What this task involves
Omit the pictures and copy the entries exactly.
--- START ---
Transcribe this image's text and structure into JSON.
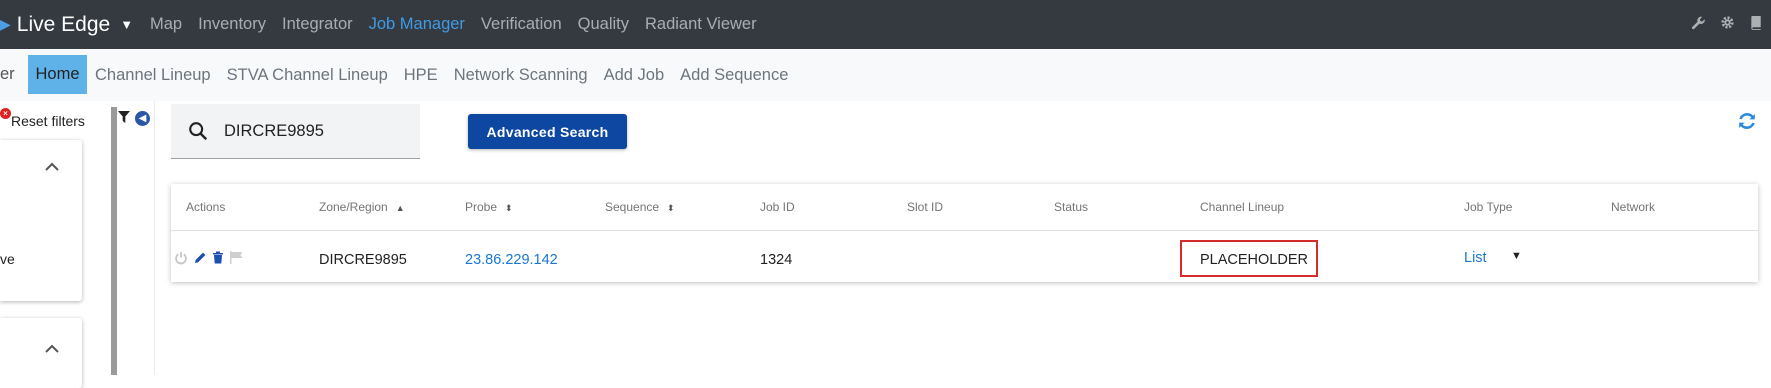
{
  "topbar": {
    "brand": "Live Edge",
    "nav": [
      "Map",
      "Inventory",
      "Integrator",
      "Job Manager",
      "Verification",
      "Quality",
      "Radiant Viewer"
    ],
    "active": "Job Manager",
    "icons": [
      "wrench-icon",
      "gear-icon",
      "book-icon"
    ]
  },
  "subnav": {
    "cut_label": "er",
    "home": "Home",
    "items": [
      "Channel Lineup",
      "STVA Channel Lineup",
      "HPE",
      "Network Scanning",
      "Add Job",
      "Add Sequence"
    ]
  },
  "filters": {
    "reset_label": "Reset filters",
    "card1_text": "ve"
  },
  "search": {
    "value": "DIRCRE9895",
    "advanced_label": "Advanced Search"
  },
  "table": {
    "headers": [
      "Actions",
      "Zone/Region",
      "Probe",
      "Sequence",
      "Job ID",
      "Slot ID",
      "Status",
      "Channel Lineup",
      "Job Type",
      "Network"
    ],
    "row": {
      "zone_region": "DIRCRE9895",
      "probe": "23.86.229.142",
      "sequence": "",
      "job_id": "1324",
      "slot_id": "",
      "status": "",
      "channel_lineup": "PLACEHOLDER",
      "job_type": "List",
      "network": ""
    }
  },
  "colors": {
    "topbar": "#343a40",
    "active_link": "#3f9be6",
    "home_tab": "#5fb2e8",
    "advanced_button": "#0d47a1",
    "highlight_border": "#d62b2b"
  }
}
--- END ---
Answer section
Transcribe this image's text and structure into JSON.
{
  "topbar": {
    "brand": "Live Edge",
    "nav": [
      "Map",
      "Inventory",
      "Integrator",
      "Job Manager",
      "Verification",
      "Quality",
      "Radiant Viewer"
    ],
    "active": "Job Manager",
    "icons": [
      "wrench-icon",
      "gear-icon",
      "book-icon"
    ]
  },
  "subnav": {
    "cut_label": "er",
    "home": "Home",
    "items": [
      "Channel Lineup",
      "STVA Channel Lineup",
      "HPE",
      "Network Scanning",
      "Add Job",
      "Add Sequence"
    ]
  },
  "filters": {
    "reset_label": "Reset filters",
    "card1_text": "ve"
  },
  "search": {
    "value": "DIRCRE9895",
    "advanced_label": "Advanced Search"
  },
  "table": {
    "headers": [
      "Actions",
      "Zone/Region",
      "Probe",
      "Sequence",
      "Job ID",
      "Slot ID",
      "Status",
      "Channel Lineup",
      "Job Type",
      "Network"
    ],
    "row": {
      "zone_region": "DIRCRE9895",
      "probe": "23.86.229.142",
      "sequence": "",
      "job_id": "1324",
      "slot_id": "",
      "status": "",
      "channel_lineup": "PLACEHOLDER",
      "job_type": "List",
      "network": ""
    }
  },
  "colors": {
    "topbar": "#343a40",
    "active_link": "#3f9be6",
    "home_tab": "#5fb2e8",
    "advanced_button": "#0d47a1",
    "highlight_border": "#d62b2b"
  }
}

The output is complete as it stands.